It’s not that you get fat by eating too much or exercising too little, says Dr Richard Johnson, a leading kidney specialist at the University of Colorado. “You are gaining weight because you have changed your ability to regulate your diet.” And suffering metabolic syndrome means a raised risk of kidney, liver and heart disease as well as cancer.
Fructose causes obesity and metabolic syndrome by encouraging you to eat more and by clogging your cells’ energy generators, Johnson explains. “Our work also shows that sugar or fructose induces resistance to leptin,” which is the hormone the body uses to signal fullness to the brain. It also regulates how energetic we feel. Eating too much sugar, especially too quickly, eventually leads the brain to miss the “I’m full now” message.
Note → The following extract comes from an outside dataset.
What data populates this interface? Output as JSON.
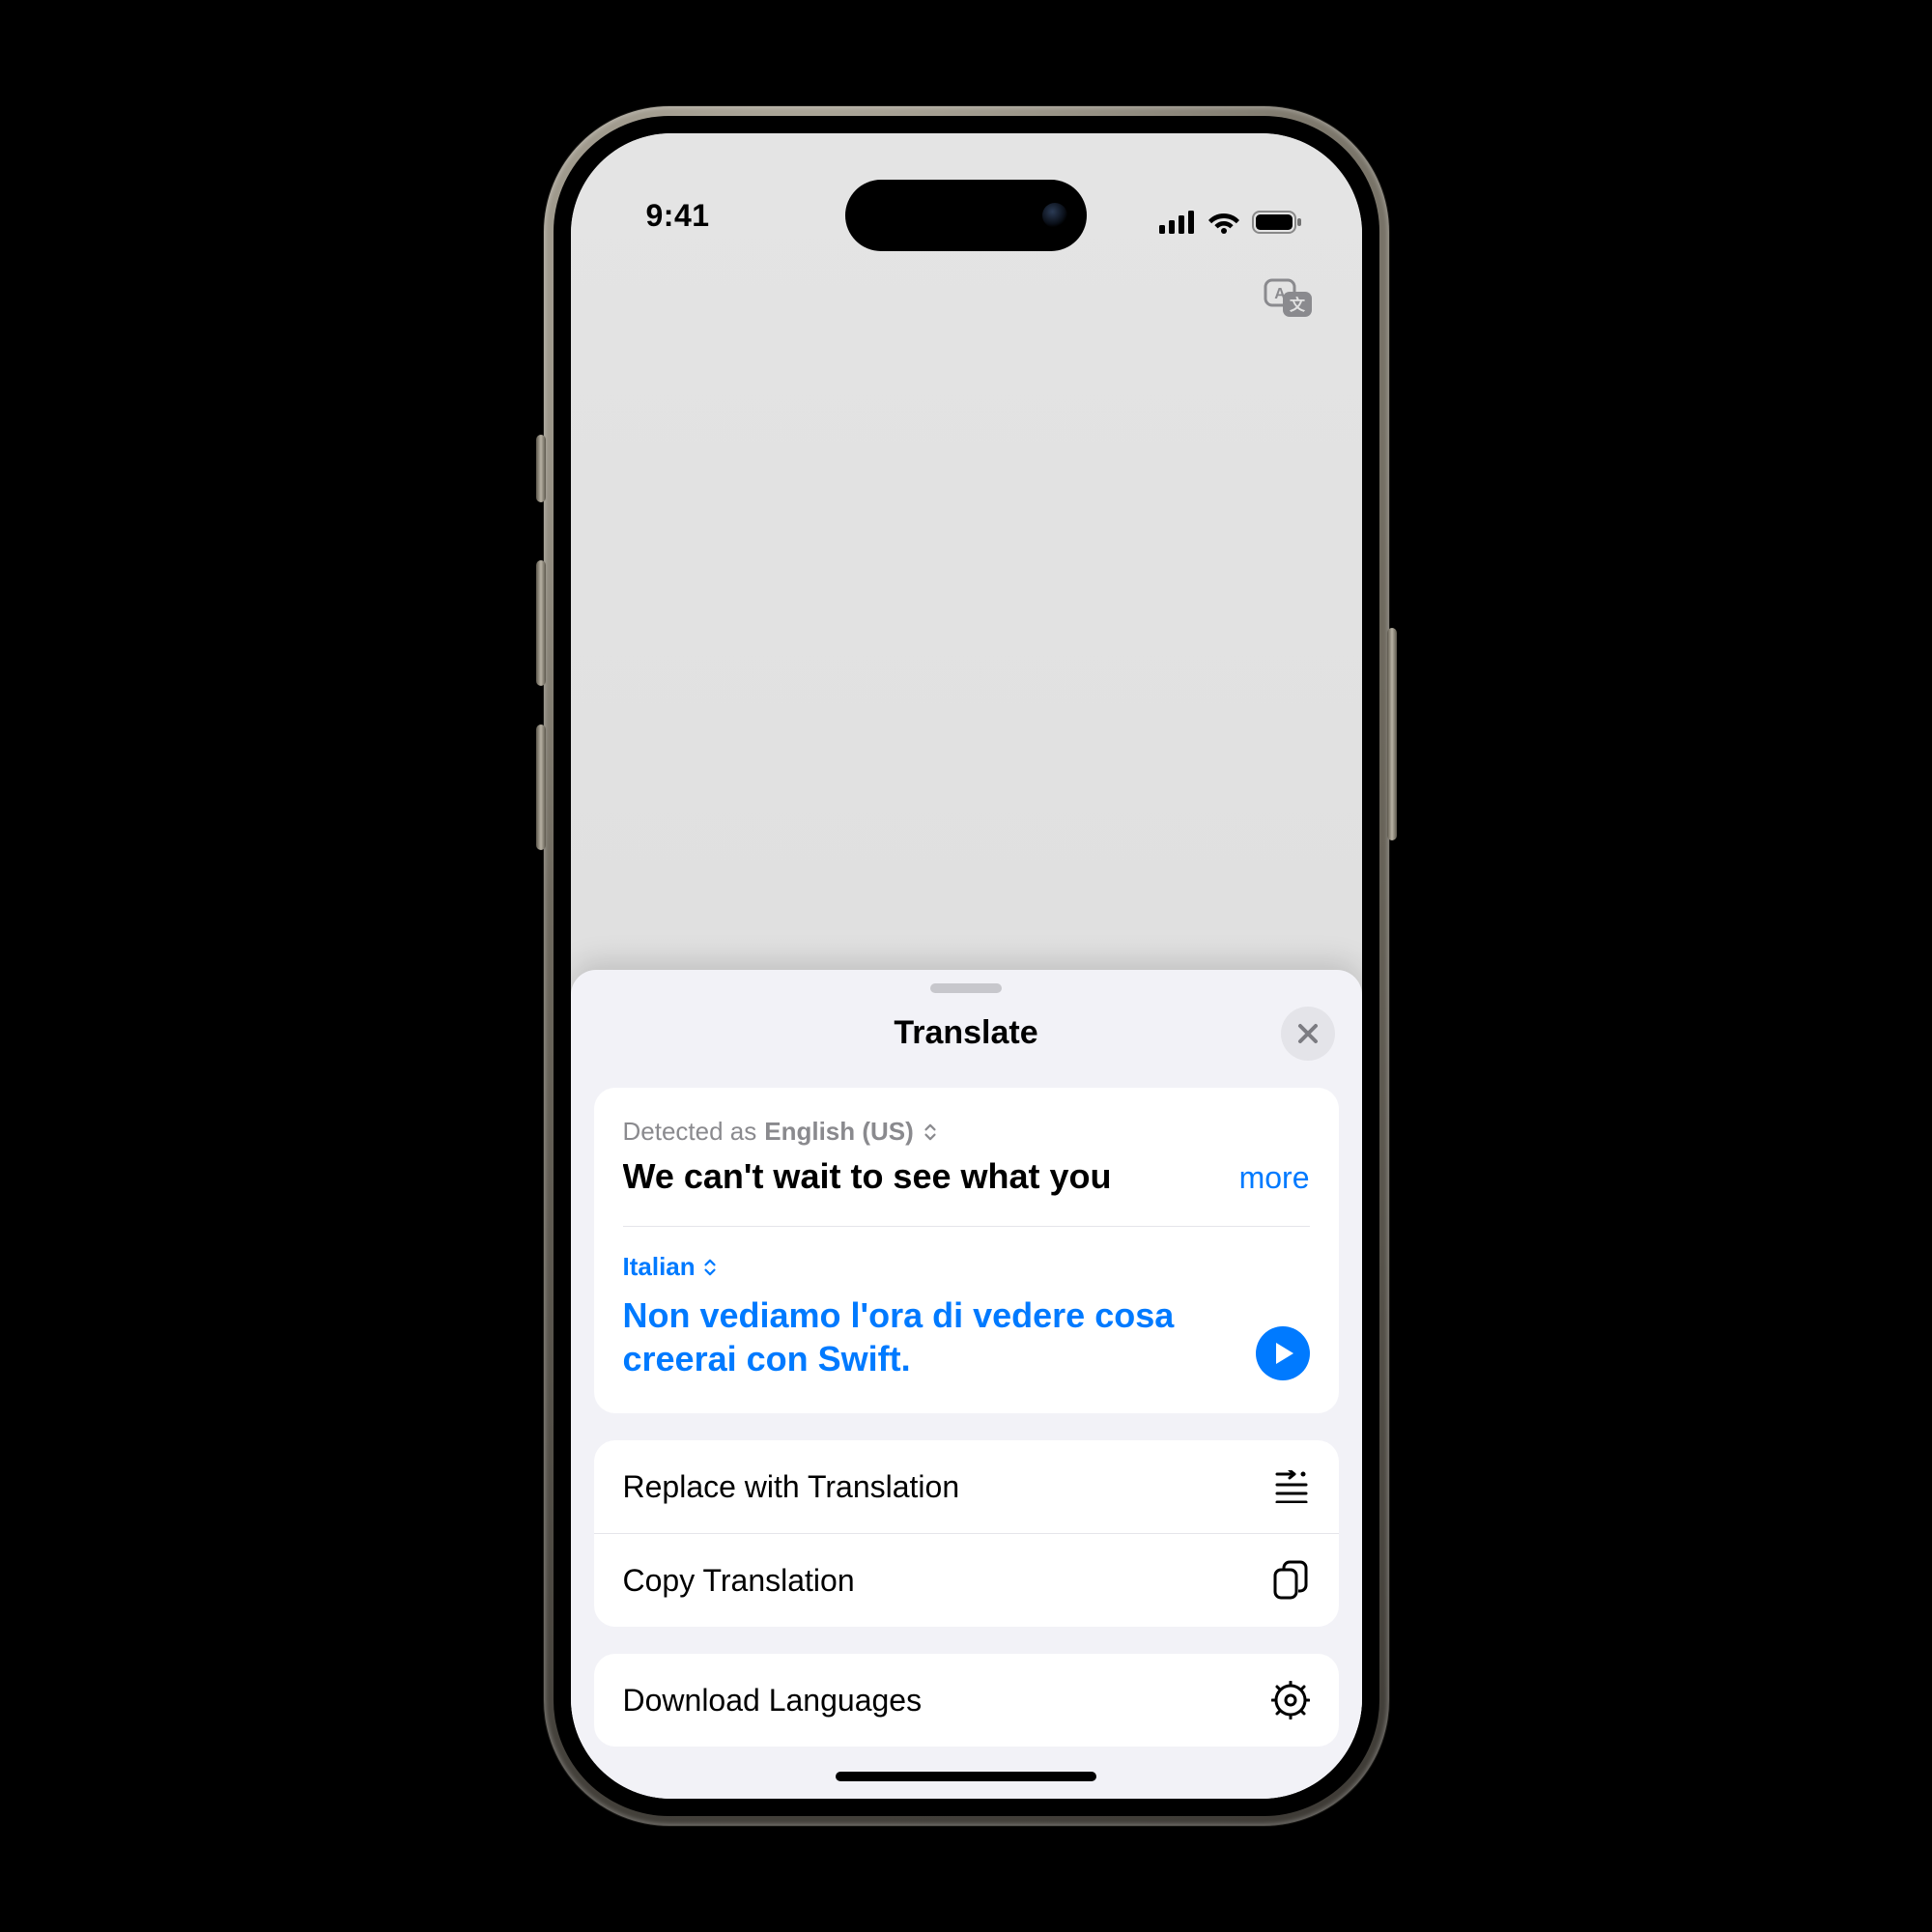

Even when Johnson put lab animals, fed plenty of fructose, on a calorie-restricted diet, they still developed metabolic syndrome. Fructose primes the body: “When you eat fructose it makes [weight gain] real easy. The firewood is fat, but fructose is the fire,” is how Johnson explains this unhealthy fat-sugar duet.